In the last two years, acting directly on feedback from you, we have:
Dedicated funds set aside to buy books recommended by you. Suggest a book to Read for Research or More Books and we will buy it.
Expanded print and e-book collections using student-led selection models
Expanded e-journal collections across all subject areas
Purchased new databases to support education
Purchased additional Bloomberg terminals
Introduced fiction collections at the University, Cass and Law libraries.
We introduced CityLibrary Search, a new resource discovery tool, making it easier for you to search a wide range of Library resources from a single search bar. We have made several smaller improvements to how it works because of feedback from you.
You can now pay fines online to help you manage your library account.
You can now book a 1-2-1 with a subject Librarian through our “one click” system.
You can check our LibAnswers website for any FAQs.
Today is the 71st anniversary of the liberation of Auschwitz by Russian troops. Auschwitz was the most notorious of many such camps in which many millions of people were murdered during the Holocaust. The majority of these people were Jewish, although many other groups were targeted by this crime: political opponents to the Nazi regime, homosexuals, Roma, ethic minorities and disabled people among others. Tragically genocides like this have happened since. On the 27th January every year we remember the millions of people who have been murdered, or whose lives have been changed by genocide, both during the Shoah and in later conflicts.
Writing in the 1950s, Theodor Adorno wrote that to write poetry after Auschwitz was barbaric. Several writers however, have used the medium of literature to bear witness to this crime and to examine how it happened in order that one day it can be prevented ever happening again.
The library holds several books about the Holocaust and genocide which are both powerful pieces of literature and also calls to action from each of us to stop it ever happening again.
Maus, by Art Speiglemann, is both a biography of the author’s parents, and a depiction of their experiences of the shoah and the effect it had in their lives after the war. A comic book, in which Jewish characters are drawn as mice and Germans are drawn as cats, it is both profoundly tragic and deeply moving. It is surely one of the great books of the 20th century.
If This is Man by Primo Levi is a powerful book inspired by the author’s experiences in Auschwitz. A trained chemist, at one time Levi was helping the German war effort, before he was sent to Auschwitz. Levi was one amongst a generation of great Jewish Italian writers, whose lives were effected by the holocaust.
Following the war many of the Nazi leaders were put on trial for Crimes against Humanity. Telford Taylor, who was counsel to the prosecution, wrote his memoirs of the trials which was published posthumously in 1992. The anatomy of the Nuremberg trials: a personal memoir is a very interesting and moving book of this aspect of the Shoah.

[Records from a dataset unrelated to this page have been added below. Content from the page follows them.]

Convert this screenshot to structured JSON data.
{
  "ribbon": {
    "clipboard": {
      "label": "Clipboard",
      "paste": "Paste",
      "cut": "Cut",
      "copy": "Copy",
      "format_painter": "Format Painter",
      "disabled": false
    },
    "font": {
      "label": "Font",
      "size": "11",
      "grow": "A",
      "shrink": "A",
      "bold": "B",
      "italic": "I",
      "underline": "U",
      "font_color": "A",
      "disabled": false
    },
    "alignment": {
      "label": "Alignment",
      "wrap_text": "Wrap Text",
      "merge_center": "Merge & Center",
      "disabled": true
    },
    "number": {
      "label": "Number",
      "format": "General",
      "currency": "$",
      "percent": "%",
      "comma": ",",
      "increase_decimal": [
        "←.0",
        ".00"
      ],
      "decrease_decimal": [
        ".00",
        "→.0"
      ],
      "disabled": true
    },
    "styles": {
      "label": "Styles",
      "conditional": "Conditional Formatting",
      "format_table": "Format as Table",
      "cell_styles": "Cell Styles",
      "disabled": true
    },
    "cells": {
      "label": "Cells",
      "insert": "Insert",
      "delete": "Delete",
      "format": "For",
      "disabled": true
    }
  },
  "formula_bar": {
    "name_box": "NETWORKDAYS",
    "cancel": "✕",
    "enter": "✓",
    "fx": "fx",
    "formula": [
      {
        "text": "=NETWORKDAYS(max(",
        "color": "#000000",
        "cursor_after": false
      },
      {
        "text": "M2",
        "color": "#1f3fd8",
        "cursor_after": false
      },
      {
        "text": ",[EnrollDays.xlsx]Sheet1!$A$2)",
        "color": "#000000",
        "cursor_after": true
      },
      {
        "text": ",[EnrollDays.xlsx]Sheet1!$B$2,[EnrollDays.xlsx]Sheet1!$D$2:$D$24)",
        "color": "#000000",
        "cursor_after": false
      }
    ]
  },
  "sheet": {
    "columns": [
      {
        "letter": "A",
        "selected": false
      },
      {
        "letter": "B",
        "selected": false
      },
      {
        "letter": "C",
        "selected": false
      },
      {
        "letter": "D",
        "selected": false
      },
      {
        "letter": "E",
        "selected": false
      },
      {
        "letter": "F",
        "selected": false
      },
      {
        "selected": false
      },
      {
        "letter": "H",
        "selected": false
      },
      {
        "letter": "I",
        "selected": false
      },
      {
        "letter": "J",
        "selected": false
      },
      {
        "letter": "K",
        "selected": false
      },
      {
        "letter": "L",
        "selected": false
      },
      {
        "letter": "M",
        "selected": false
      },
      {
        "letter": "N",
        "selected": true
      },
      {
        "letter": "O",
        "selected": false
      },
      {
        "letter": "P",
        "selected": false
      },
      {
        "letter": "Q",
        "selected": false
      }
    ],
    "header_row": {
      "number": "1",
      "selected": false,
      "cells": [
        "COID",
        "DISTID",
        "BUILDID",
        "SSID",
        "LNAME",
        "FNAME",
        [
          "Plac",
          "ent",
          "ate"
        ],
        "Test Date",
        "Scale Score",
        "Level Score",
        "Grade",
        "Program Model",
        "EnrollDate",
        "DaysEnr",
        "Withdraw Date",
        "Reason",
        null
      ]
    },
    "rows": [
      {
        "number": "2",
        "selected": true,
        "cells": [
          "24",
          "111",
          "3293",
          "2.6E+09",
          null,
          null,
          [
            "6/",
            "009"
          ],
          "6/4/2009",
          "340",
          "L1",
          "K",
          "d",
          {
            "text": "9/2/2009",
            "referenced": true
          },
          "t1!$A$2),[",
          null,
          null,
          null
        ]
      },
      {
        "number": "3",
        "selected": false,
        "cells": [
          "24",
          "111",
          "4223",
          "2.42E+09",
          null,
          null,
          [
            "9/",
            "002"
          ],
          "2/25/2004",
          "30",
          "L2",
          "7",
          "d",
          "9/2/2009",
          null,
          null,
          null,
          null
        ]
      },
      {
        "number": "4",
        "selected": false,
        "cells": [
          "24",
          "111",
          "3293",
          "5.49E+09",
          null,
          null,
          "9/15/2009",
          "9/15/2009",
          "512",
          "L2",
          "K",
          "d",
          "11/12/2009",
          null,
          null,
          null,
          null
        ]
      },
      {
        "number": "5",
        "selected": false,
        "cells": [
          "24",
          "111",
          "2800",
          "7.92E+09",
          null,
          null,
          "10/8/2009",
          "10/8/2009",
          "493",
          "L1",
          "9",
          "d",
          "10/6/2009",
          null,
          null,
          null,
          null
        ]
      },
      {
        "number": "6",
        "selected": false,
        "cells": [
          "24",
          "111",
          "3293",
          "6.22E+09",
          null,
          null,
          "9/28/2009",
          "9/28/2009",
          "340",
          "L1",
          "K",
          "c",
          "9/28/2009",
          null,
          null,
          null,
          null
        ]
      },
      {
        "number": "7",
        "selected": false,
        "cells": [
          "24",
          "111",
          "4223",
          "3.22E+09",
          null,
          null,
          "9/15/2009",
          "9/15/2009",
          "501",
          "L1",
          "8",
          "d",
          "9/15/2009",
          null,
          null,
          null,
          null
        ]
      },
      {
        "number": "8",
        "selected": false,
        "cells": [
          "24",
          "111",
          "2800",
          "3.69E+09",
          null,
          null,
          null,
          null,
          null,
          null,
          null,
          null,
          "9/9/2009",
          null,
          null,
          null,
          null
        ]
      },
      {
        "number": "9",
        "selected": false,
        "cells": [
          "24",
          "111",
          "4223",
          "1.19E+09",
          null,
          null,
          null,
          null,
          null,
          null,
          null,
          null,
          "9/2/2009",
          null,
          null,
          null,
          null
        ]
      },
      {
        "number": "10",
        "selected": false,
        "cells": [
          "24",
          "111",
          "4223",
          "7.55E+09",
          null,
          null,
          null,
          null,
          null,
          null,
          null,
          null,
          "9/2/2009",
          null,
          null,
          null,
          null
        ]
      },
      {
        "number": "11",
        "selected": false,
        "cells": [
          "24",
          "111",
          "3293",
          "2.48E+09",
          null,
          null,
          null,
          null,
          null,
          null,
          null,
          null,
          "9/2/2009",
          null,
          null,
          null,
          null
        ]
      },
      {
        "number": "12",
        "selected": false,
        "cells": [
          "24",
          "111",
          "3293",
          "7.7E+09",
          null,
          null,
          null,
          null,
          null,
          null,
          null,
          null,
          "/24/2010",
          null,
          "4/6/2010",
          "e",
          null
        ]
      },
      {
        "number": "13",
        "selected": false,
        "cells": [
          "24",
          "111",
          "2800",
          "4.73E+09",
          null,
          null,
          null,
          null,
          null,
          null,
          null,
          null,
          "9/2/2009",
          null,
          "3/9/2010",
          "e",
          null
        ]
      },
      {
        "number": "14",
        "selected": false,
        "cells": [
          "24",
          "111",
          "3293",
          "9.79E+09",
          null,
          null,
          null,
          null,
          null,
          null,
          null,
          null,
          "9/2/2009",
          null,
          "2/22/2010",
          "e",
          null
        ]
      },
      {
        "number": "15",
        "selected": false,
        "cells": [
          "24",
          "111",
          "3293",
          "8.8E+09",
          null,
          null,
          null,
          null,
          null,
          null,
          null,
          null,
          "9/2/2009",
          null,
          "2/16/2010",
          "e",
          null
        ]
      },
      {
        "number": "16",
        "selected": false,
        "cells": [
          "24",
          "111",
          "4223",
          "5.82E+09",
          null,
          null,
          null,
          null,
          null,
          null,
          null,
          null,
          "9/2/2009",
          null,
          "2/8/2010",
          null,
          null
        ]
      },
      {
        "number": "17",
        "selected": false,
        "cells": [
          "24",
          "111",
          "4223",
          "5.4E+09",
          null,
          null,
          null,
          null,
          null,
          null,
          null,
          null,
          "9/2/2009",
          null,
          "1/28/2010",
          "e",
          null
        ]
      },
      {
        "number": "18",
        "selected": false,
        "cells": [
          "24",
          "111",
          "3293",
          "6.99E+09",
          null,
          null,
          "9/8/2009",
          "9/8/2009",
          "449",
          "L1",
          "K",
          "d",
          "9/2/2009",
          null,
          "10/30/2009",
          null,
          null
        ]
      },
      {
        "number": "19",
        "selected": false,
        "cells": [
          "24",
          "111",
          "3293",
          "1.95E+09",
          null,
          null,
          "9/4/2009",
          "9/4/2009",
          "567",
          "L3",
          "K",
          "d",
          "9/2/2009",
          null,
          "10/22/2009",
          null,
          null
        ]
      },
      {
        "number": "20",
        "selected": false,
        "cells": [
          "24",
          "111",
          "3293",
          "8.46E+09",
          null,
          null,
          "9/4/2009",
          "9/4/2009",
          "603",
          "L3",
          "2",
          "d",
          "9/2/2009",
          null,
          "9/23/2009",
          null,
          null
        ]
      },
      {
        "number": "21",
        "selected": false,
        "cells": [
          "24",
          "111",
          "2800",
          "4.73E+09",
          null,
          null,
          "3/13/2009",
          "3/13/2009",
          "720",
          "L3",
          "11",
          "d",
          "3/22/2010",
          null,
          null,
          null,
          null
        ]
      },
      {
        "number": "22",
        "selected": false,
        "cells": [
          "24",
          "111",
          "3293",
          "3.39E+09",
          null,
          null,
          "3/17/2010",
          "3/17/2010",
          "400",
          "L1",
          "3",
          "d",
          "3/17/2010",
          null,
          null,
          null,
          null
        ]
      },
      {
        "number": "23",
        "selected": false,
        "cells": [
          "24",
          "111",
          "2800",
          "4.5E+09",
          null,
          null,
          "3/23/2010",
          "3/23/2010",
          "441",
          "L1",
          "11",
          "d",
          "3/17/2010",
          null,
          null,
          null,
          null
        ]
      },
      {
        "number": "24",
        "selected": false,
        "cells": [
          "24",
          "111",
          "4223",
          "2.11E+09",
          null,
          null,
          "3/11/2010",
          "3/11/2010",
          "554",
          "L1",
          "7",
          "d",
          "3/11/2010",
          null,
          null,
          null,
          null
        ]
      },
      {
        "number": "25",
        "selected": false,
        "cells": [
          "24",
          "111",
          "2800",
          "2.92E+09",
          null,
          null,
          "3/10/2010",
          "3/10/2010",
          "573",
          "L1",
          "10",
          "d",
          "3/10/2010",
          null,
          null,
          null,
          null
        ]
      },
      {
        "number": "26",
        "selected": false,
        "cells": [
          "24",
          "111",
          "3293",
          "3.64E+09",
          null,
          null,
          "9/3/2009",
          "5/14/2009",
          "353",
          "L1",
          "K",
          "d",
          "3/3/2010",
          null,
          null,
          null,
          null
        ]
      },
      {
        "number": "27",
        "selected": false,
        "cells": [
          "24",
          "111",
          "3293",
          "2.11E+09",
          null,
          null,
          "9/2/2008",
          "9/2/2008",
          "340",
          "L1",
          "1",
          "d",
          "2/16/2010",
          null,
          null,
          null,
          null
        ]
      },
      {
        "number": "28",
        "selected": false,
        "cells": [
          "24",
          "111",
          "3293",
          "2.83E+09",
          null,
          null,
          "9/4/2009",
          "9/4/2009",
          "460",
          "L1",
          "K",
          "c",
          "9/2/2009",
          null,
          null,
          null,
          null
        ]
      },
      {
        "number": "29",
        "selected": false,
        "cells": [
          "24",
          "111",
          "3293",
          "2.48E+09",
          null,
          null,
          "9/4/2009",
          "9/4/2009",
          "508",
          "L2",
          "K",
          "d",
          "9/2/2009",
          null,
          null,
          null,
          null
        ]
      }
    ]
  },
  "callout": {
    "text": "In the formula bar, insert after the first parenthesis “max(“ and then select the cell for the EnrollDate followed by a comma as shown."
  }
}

Hannah Arendt examined the illness that grew fruit to such evil, in books such as Eichmann in Jerusalem and The origins of totalitarianism . Her most famous theory, the banality of evil, described the actions of Eichmann a mild mannered man who nevertheless organised the murder of millions. She wrote it as she was reported on his trial in Israel in 1968 for the New Yorker magazine.
Oscar and Lucinda is a great little book. It follows the adventures of the two eponymous characters both in Australia and Europe. Oscar Hopkins and Lucinda Leplastrier are Southern star crossed lovers [geddit?] and gamblers from different sides of the world. Their will they/won’t they relationship is just one of the many elements in this novel, that will leave you wanting to read more.
Inspired by several great books – such as Gosse’s Father and Son and Patrick White’s Voss – this novel nevertheless takes its own unique course. As the characters set off on their own visionary journeys, the book becomes, at times, reminiscent of both magic realism and postmodernism , and of the Australian walkabout. This classic of Australian fiction will leave you literally breathless.
Unputdownable and deep
This book is great and should be read. It’s a real page-turner but discusses deep and challenging issues that are still important today. 5 stars.